EXERCISE REQUIREMENTS: In your answer, copy every entry that follows exactly.

(Web page and app entries)
------------------------------

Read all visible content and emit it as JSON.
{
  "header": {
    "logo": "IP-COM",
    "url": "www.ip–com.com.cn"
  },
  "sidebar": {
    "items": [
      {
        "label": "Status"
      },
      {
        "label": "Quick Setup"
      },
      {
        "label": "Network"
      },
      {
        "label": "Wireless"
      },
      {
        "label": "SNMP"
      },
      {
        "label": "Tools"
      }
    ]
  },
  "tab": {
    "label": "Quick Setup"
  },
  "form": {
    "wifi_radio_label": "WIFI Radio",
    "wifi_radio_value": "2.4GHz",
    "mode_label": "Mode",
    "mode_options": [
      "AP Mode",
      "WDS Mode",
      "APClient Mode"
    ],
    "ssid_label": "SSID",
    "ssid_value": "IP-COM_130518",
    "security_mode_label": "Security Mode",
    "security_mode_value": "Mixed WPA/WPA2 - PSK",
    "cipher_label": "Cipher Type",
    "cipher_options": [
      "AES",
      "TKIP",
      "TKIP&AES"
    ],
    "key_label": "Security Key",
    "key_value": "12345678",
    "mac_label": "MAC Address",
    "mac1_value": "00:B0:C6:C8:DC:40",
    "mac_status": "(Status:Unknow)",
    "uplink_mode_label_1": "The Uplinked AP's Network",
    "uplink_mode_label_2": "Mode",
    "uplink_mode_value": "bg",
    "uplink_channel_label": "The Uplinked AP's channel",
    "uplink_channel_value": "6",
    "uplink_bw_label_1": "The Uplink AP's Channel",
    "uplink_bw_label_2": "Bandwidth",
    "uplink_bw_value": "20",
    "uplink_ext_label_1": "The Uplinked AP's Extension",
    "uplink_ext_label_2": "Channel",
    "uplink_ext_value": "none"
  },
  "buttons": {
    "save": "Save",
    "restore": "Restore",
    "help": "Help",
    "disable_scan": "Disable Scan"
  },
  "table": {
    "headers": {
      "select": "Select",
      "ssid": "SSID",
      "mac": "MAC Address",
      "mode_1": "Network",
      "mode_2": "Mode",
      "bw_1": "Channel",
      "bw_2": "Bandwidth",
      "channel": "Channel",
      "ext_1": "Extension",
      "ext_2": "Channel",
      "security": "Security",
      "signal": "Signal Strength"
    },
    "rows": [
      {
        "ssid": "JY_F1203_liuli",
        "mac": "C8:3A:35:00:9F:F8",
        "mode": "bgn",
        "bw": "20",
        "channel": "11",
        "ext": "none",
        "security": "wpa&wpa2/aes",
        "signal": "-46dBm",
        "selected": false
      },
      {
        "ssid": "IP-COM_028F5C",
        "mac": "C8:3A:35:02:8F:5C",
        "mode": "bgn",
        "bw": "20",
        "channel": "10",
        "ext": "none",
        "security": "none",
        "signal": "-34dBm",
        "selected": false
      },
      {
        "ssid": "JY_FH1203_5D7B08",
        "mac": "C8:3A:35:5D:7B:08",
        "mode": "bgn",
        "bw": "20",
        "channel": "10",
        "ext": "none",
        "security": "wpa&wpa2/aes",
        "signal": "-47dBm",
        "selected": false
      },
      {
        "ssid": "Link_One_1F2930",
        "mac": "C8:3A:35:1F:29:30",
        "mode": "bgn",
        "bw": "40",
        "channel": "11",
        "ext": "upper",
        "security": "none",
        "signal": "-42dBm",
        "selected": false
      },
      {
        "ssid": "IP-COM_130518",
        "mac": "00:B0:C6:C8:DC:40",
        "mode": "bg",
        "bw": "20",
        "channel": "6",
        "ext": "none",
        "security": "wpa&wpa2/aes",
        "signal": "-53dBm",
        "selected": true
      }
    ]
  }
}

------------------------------

RESPONSE AREA:
Read all visible content and emit it as JSON.
{
  "header": {
    "logo": "IP-COM",
    "url": "www.ip–com.com.cn"
  },
  "sidebar": {
    "items": [
      {
        "label": "Status"
      },
      {
        "label": "Quick Setup"
      },
      {
        "label": "Network"
      },
      {
        "label": "Wireless"
      },
      {
        "label": "SNMP"
      },
      {
        "label": "Tools"
      }
    ]
  },
  "tab": {
    "label": "Quick Setup"
  },
  "form": {
    "wifi_radio_label": "WIFI Radio",
    "wifi_radio_value": "2.4GHz",
    "mode_label": "Mode",
    "mode_options": [
      "AP Mode",
      "WDS Mode",
      "APClient Mode"
    ],
    "ssid_label": "SSID",
    "ssid_value": "IP-COM_130518",
    "security_mode_label": "Security Mode",
    "security_mode_value": "Mixed WPA/WPA2 - PSK",
    "cipher_label": "Cipher Type",
    "cipher_options": [
      "AES",
      "TKIP",
      "TKIP&AES"
    ],
    "key_label": "Security Key",
    "key_value": "12345678",
    "mac_label": "MAC Address",
    "mac1_value": "00:B0:C6:C8:DC:40",
    "mac_status": "(Status:Unknow)",
    "uplink_mode_label_1": "The Uplinked AP's Network",
    "uplink_mode_label_2": "Mode",
    "uplink_mode_value": "bg",
    "uplink_channel_label": "The Uplinked AP's channel",
    "uplink_channel_value": "6",
    "uplink_bw_label_1": "The Uplink AP's Channel",
    "uplink_bw_label_2": "Bandwidth",
    "uplink_bw_value": "20",
    "uplink_ext_label_1": "The Uplinked AP's Extension",
    "uplink_ext_label_2": "Channel",
    "uplink_ext_value": "none"
  },
  "buttons": {
    "save": "Save",
    "restore": "Restore",
    "help": "Help",
    "disable_scan": "Disable Scan"
  },
  "table": {
    "headers": {
      "select": "Select",
      "ssid": "SSID",
      "mac": "MAC Address",
      "mode_1": "Network",
      "mode_2": "Mode",
      "bw_1": "Channel",
      "bw_2": "Bandwidth",
      "channel": "Channel",
      "ext_1": "Extension",
      "ext_2": "Channel",
      "security": "Security",
      "signal": "Signal Strength"
    },
    "rows": [
      {
        "ssid": "JY_F1203_liuli",
        "mac": "C8:3A:35:00:9F:F8",
        "mode": "bgn",
        "bw": "20",
        "channel": "11",
        "ext": "none",
        "security": "wpa&wpa2/aes",
        "signal": "-46dBm",
        "selected": false
      },
      {
        "ssid": "IP-COM_028F5C",
        "mac": "C8:3A:35:02:8F:5C",
        "mode": "bgn",
        "bw": "20",
        "channel": "10",
        "ext": "none",
        "security": "none",
        "signal": "-34dBm",
        "selected": false
      },
      {
        "ssid": "JY_FH1203_5D7B08",
        "mac": "C8:3A:35:5D:7B:08",
        "mode": "bgn",
        "bw": "20",
        "channel": "10",
        "ext": "none",
        "security": "wpa&wpa2/aes",
        "signal": "-47dBm",
        "selected": false
      },
      {
        "ssid": "Link_One_1F2930",
        "mac": "C8:3A:35:1F:29:30",
        "mode": "bgn",
        "bw": "40",
        "channel": "11",
        "ext": "upper",
        "security": "none",
        "signal": "-42dBm",
        "selected": false
      },
      {
        "ssid": "IP-COM_130518",
        "mac": "00:B0:C6:C8:DC:40",
        "mode": "bg",
        "bw": "20",
        "channel": "6",
        "ext": "none",
        "security": "wpa&wpa2/aes",
        "signal": "-53dBm",
        "selected": true
      }
    ]
  }
}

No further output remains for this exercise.